Dr. Wang Renzhi, the director of the Neurosurgery Department at Peking Union Medical College Hospital, stated that brain surgery is technically more difficult than general surgery and carries a higher risk. However, the cost of performing brain surgery is less than 2000 yuan and is shared by four or five doctors and a few nurses, with a few hundred yuan per person. In contrast, the cost of a similar brain surgery performed by foreign doctors generally reaches tens of thousands of yuan.
Certainly, this does not justify corrupt practices, but it underscores the complexity of the issue at hand. There is a clear need to reallocate misused funds and enhance the pay structure for healthcare workers.
From an average citizen's perspective, anti-corruption enforcement is imperative
Patients face over-prescribed medications, unnecessary procedures, and exorbitant fees due to doctors seeking personal gains.
Grandpa Xu, a terminally ill lung cancer patient, underwent excessive treatments at a hospital despite his deteriorating condition. He was persistently given medications, injections, and IV fluids, even though he couldn't consume many of the prescribed medicines. After his passing, he left over 500,000 yuan in medical bills and three bags of unused medicines. [Story from People’s daily]
In May of this year, China's Central Commission for Discipline Inspection exposed a corruption case involving a hospital in Pu'er city, Yunnan Province. Despite opposition from the hospital leadership, its dean, Yang Wenjun, oversaw the purchase of a tumor treatment device for 35.2 million yuan, from which he personally received a kickback of 16 million yuan, making him a millionaire from this single deal. This instance is just the tip of the iceberg of corruption in the medical field, shedding light on why medical expenses for the public are so high. [source]
The unprecedented intensity of enforcement
The anti-corruption campaign in the healthcare field is not unprecedented. Since the initial nationwide crackdown, nearly every year over the past two decades has witnessed one if not multiple, anti-corruption initiatives targeting the healthcare sector.
However, the intensity of this round of anti-corruption enforcement is unprecedented in its scope and intensity:
"Academic conferences [Baiguan: hotspots where illicit kickbacks and bribery occur] have been postponed, which has never happened in history." Combined with recent media reports of delayed academic conferences in provinces such as Shaanxi and Zhejiang, an industry insider who has worked as a pharmaceutical representative for many years confirmed to Hu Xiu (a media outlet covering China’s business and tech) that this is indeed the "strongest anti-corruption campaign in the history of medicine."
…several medical-related associations such as the Chinese Medical Association, China Non-Public Medical Association, Shaanxi Medical Association, Zhejiang Medical Association, and Guangxi Medical Association announced the postponement of academic conferences.
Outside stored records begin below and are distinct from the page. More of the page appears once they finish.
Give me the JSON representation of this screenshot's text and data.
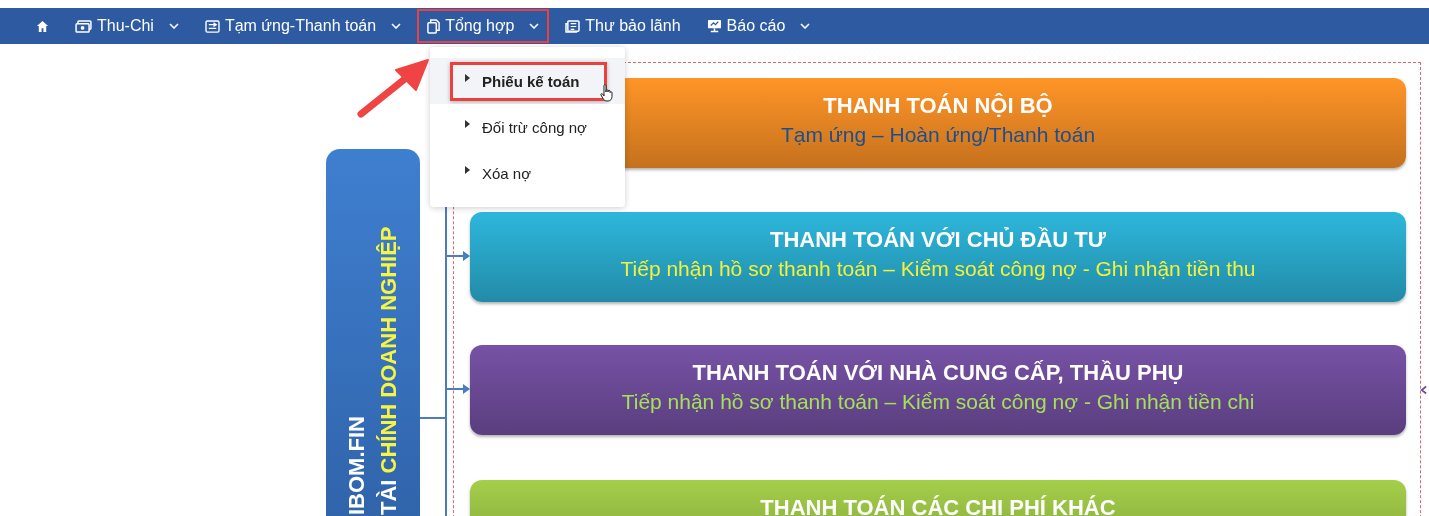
{
  "navbar": {
    "items": [
      {
        "kind": "home",
        "has_menu": false,
        "annotated": false
      },
      {
        "kind": "money",
        "label": "Thu-Chi",
        "has_menu": true,
        "annotated": false
      },
      {
        "kind": "transfer",
        "label": "Tạm ứng-Thanh toán",
        "has_menu": true,
        "annotated": false
      },
      {
        "kind": "document",
        "label": "Tổng hợp",
        "has_menu": true,
        "annotated": true
      },
      {
        "kind": "letters",
        "label": "Thư bảo lãnh",
        "has_menu": false,
        "annotated": false
      },
      {
        "kind": "monitor",
        "label": "Báo cáo",
        "has_menu": true,
        "annotated": false
      }
    ]
  },
  "dropdown": {
    "items": [
      {
        "label": "Phiếu kế toán",
        "selected": true,
        "annotated": true
      },
      {
        "label": "Đối trừ công nợ",
        "selected": false,
        "annotated": false
      },
      {
        "label": "Xóa nợ",
        "selected": false,
        "annotated": false
      }
    ]
  },
  "diagram": {
    "root": {
      "line_1": "IBOM.FIN",
      "line_2": [
        {
          "text": "TÀI",
          "color": "#ffffff"
        },
        {
          "text": "CHÍNH DOANH NGHIỆP",
          "color": "#f5f542"
        }
      ]
    },
    "cards": [
      {
        "title": "THANH TOÁN NỘI BỘ",
        "subtitle": {
          "text": "Tạm ứng – Hoàn ứng/Thanh toán",
          "color": "#1f4e8c"
        },
        "color": "#f08a24",
        "arrow": false
      },
      {
        "title": "THANH TOÁN VỚI CHỦ ĐẦU TƯ",
        "subtitle": {
          "text": "Tiếp nhận hồ sơ thanh toán – Kiểm soát công nợ - Ghi nhận tiền thu",
          "color": "#f2f23a"
        },
        "color": "#2aa9cc",
        "arrow": true
      },
      {
        "title": "THANH TOÁN VỚI NHÀ CUNG CẤP, THẦU PHỤ",
        "subtitle": {
          "text": "Tiếp nhận hồ sơ thanh toán – Kiểm soát công nợ - Ghi nhận tiền chi",
          "color": "#a6e05a"
        },
        "color": "#6e4c9a",
        "arrow": true
      },
      {
        "title": "THANH TOÁN CÁC CHI PHÍ KHÁC",
        "color": "#98c044",
        "arrow": false
      }
    ]
  }
}
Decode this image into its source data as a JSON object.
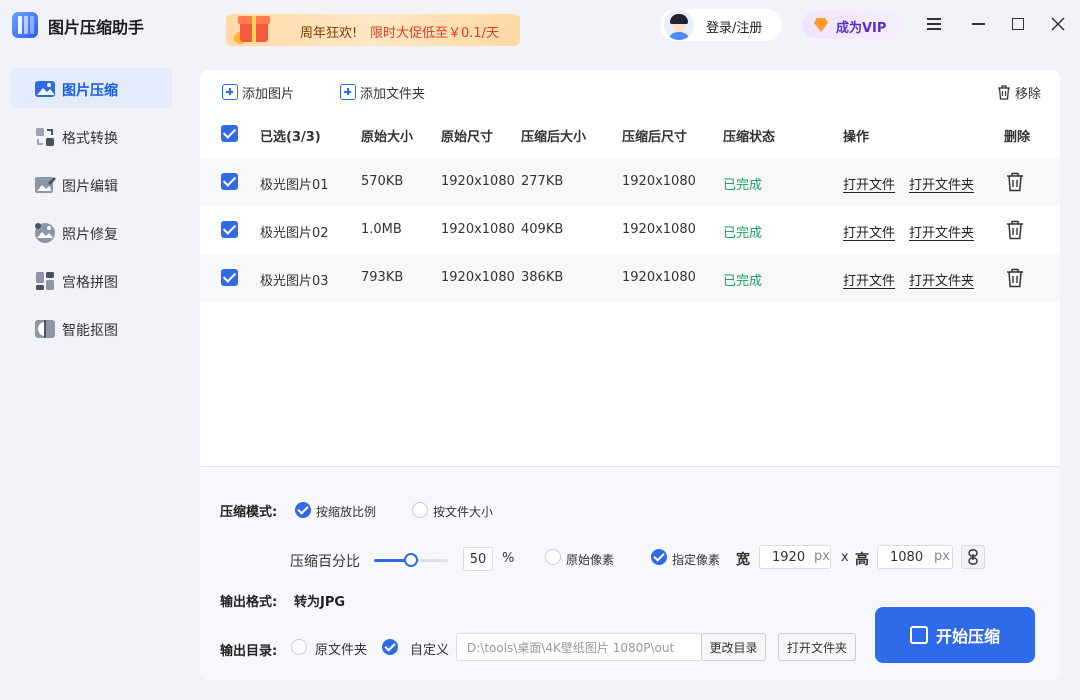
{
  "app": {
    "title": "图片压缩助手"
  },
  "promo": {
    "text1": "周年狂欢!",
    "text2": "限时大促低至￥0.1/天"
  },
  "header": {
    "login_label": "登录/注册",
    "vip_label": "成为VIP"
  },
  "sidebar": {
    "items": [
      {
        "label": "图片压缩",
        "icon": "image-compress-icon",
        "active": true
      },
      {
        "label": "格式转换",
        "icon": "format-convert-icon"
      },
      {
        "label": "图片编辑",
        "icon": "image-edit-icon"
      },
      {
        "label": "照片修复",
        "icon": "photo-repair-icon"
      },
      {
        "label": "宫格拼图",
        "icon": "grid-collage-icon"
      },
      {
        "label": "智能抠图",
        "icon": "smart-cutout-icon"
      }
    ]
  },
  "toolbar": {
    "add_image": "添加图片",
    "add_folder": "添加文件夹",
    "remove": "移除"
  },
  "table": {
    "headers": {
      "selected": "已选(3/3)",
      "orig_size": "原始大小",
      "orig_dim": "原始尺寸",
      "comp_size": "压缩后大小",
      "comp_dim": "压缩后尺寸",
      "status": "压缩状态",
      "action": "操作",
      "delete": "删除"
    },
    "rows": [
      {
        "name": "极光图片01",
        "orig_size": "570KB",
        "orig_dim": "1920x1080",
        "comp_size": "277KB",
        "comp_dim": "1920x1080",
        "status": "已完成",
        "open_file": "打开文件",
        "open_folder": "打开文件夹"
      },
      {
        "name": "极光图片02",
        "orig_size": "1.0MB",
        "orig_dim": "1920x1080",
        "comp_size": "409KB",
        "comp_dim": "1920x1080",
        "status": "已完成",
        "open_file": "打开文件",
        "open_folder": "打开文件夹"
      },
      {
        "name": "极光图片03",
        "orig_size": "793KB",
        "orig_dim": "1920x1080",
        "comp_size": "386KB",
        "comp_dim": "1920x1080",
        "status": "已完成",
        "open_file": "打开文件",
        "open_folder": "打开文件夹"
      }
    ]
  },
  "settings": {
    "mode_label": "压缩模式:",
    "mode_scale": "按缩放比例",
    "mode_filesize": "按文件大小",
    "percent_label": "压缩百分比",
    "percent_value": "50",
    "percent_unit": "%",
    "percent_fraction": 0.5,
    "orig_pixels": "原始像素",
    "custom_pixels": "指定像素",
    "width_label": "宽",
    "width_value": "1920",
    "height_label": "高",
    "height_value": "1080",
    "px_unit": "px",
    "times": "x",
    "format_label": "输出格式:",
    "format_value": "转为JPG",
    "dir_label": "输出目录:",
    "dir_original": "原文件夹",
    "dir_custom": "自定义",
    "dir_path": "D:\\tools\\桌面\\4K壁纸图片 1080P\\out",
    "change_dir": "更改目录",
    "open_folder": "打开文件夹",
    "start_button": "开始压缩"
  },
  "colors": {
    "accent": "#2f6ae8",
    "done": "#1ea25a",
    "active_bg": "#e4ebfb"
  }
}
Among them, Guangdong, Guangxi, Zhejiang, and Shaanxi are considered to be the strictest provinces in this round of anti-corruption.
Furthermore, according to the industry platform "Yutu Broker," which provides part-time information services for medical device representatives, many pharmaceutical representatives in various cities including Guangzhou, Xi'an, Kunming, Qinghai, and Guiyang have already taken leave. Many young pharmaceutical representatives are concerned about losing their jobs due to this. Some even jokingly comment, "If you don't visit the hospital, you're afraid of being laid off; if you do visit, you're afraid of being arrested." [Hu Xiu]
More importantly, the focus on high-level figures is more pronounced in this anti-corruption drive compared to previous ones. Since the beginning of 2023, at least 155 hospital directors, executives, and secretaries have been investigated nationwide, which is more than double the total number investigated for bribery in the previous year. The regions involved in the investigation are distributed across many provinces, including Sichuan, Chongqing, Yunnan, Jiangxi, Hunan, Shandong, Guangdong, and Zhejiang. The government's determination is also evident in the establishment of whistleblowing or other reporting mechanisms.